* **TASK REQUIREMENTS**
Below are records; copy every line in them that holds the word "color".

-------- RECORDS SUPPLIED --------

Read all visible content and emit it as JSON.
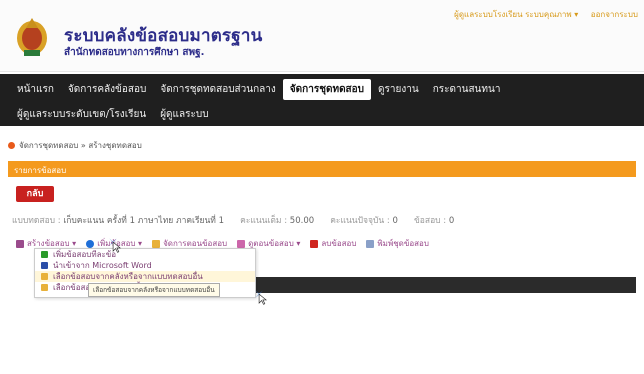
{
  "header": {
    "title": "ระบบคลังข้อสอบมาตรฐาน",
    "subtitle": "สำนักทดสอบทางการศึกษา สพฐ.",
    "user_links": [
      "ผู้ดูแลระบบโรงเรียน ระบบคุณภาพ ▾",
      "ออกจากระบบ"
    ]
  },
  "nav": {
    "row1": [
      "หน้าแรก",
      "จัดการคลังข้อสอบ",
      "จัดการชุดทดสอบส่วนกลาง",
      "จัดการชุดทดสอบ",
      "ดูรายงาน",
      "กระดานสนทนา"
    ],
    "row2": [
      "ผู้ดูแลระบบระดับเขต/โรงเรียน",
      "ผู้ดูแลระบบ"
    ],
    "active": "จัดการชุดทดสอบ"
  },
  "breadcrumb": "จัดการชุดทดสอบ » สร้างชุดทดสอบ",
  "panel": {
    "title": "รายการข้อสอบ"
  },
  "back_button": "กลับ",
  "info": {
    "test_label": "แบบทดสอบ :",
    "test_name": "เก็บคะแนน ครั้งที่ 1 ภาษาไทย ภาคเรียนที่ 1",
    "full_score_label": "คะแนนเต็ม :",
    "full_score": "50.00",
    "current_score_label": "คะแนนปัจจุบัน :",
    "current_score": "0",
    "item_count_label": "ข้อสอบ :",
    "item_count": "0"
  },
  "toolbar": {
    "items": [
      {
        "label": "สร้างข้อสอบ ▾",
        "icon": "edit-icon",
        "color": "#9a4b8c"
      },
      {
        "label": "เพิ่มข้อสอบ ▾",
        "icon": "add-icon",
        "color": "#1f6fd8"
      },
      {
        "label": "จัดการตอนข้อสอบ",
        "icon": "section-icon",
        "color": "#e8b13a"
      },
      {
        "label": "ดูตอนข้อสอบ ▾",
        "icon": "view-icon",
        "color": "#cc66aa"
      },
      {
        "label": "ลบข้อสอบ",
        "icon": "delete-icon",
        "color": "#d0251f"
      },
      {
        "label": "พิมพ์ชุดข้อสอบ",
        "icon": "print-icon",
        "color": "#8aa0c8"
      }
    ]
  },
  "dropdown": {
    "items": [
      {
        "label": "เพิ่มข้อสอบทีละข้อ",
        "icon": "plus-icon",
        "color": "#2a9a2a"
      },
      {
        "label": "นำเข้าจาก Microsoft Word",
        "icon": "word-icon",
        "color": "#2b4ea8"
      },
      {
        "label": "เลือกข้อสอบจากคลังหรือจากแบบทดสอบอื่น",
        "icon": "folder-icon",
        "color": "#e8b13a"
      },
      {
        "label": "เลือกข้อสอบจากแผนตัวชี้วัด",
        "icon": "table-icon",
        "color": "#e8b13a"
      }
    ],
    "tooltip": "เลือกข้อสอบจากคลังหรือจากแบบทดสอบอื่น"
  }
}
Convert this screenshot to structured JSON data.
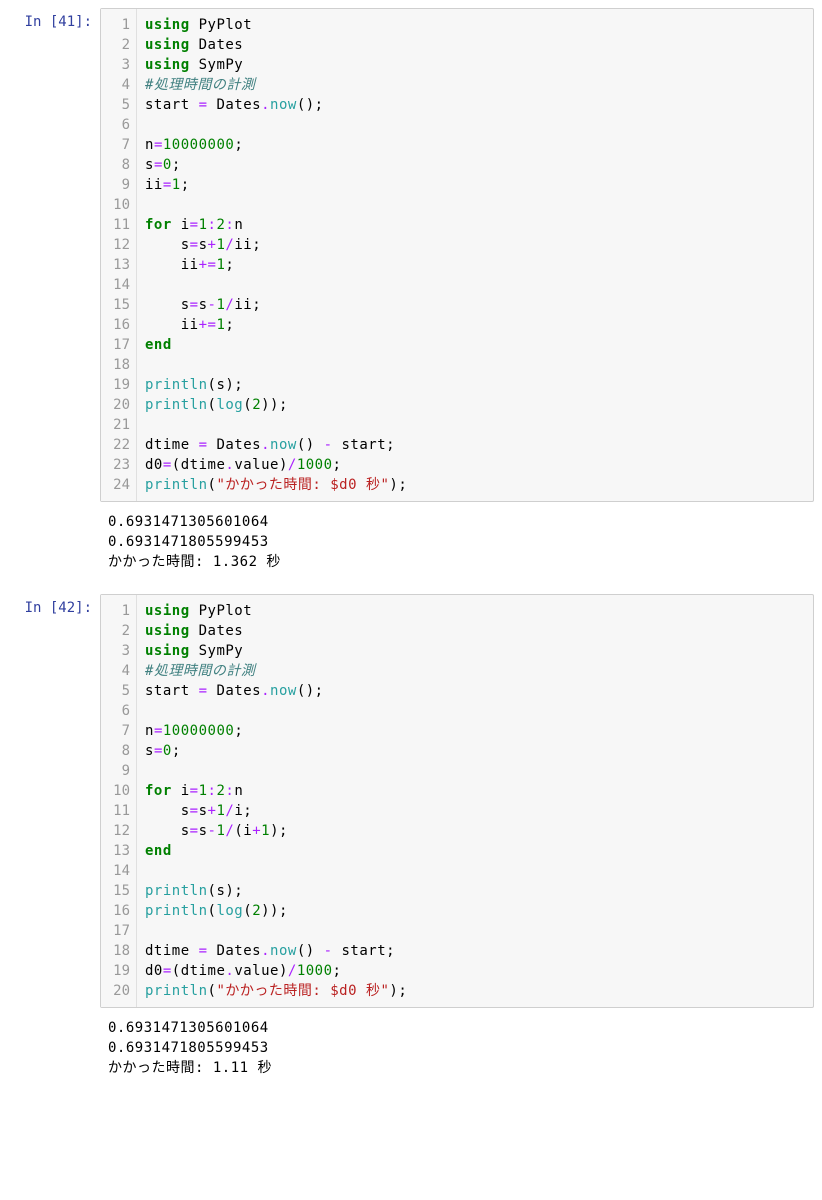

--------

* **ANSWER BOX**
        "color": "#9a4b8c"
        "color": "#1f6fd8"
        "color": "#e8b13a"
        "color": "#cc66aa"
        "color": "#d0251f"
        "color": "#8aa0c8"
        "color": "#2a9a2a"
        "color": "#2b4ea8"
        "color": "#e8b13a"
        "color": "#e8b13a"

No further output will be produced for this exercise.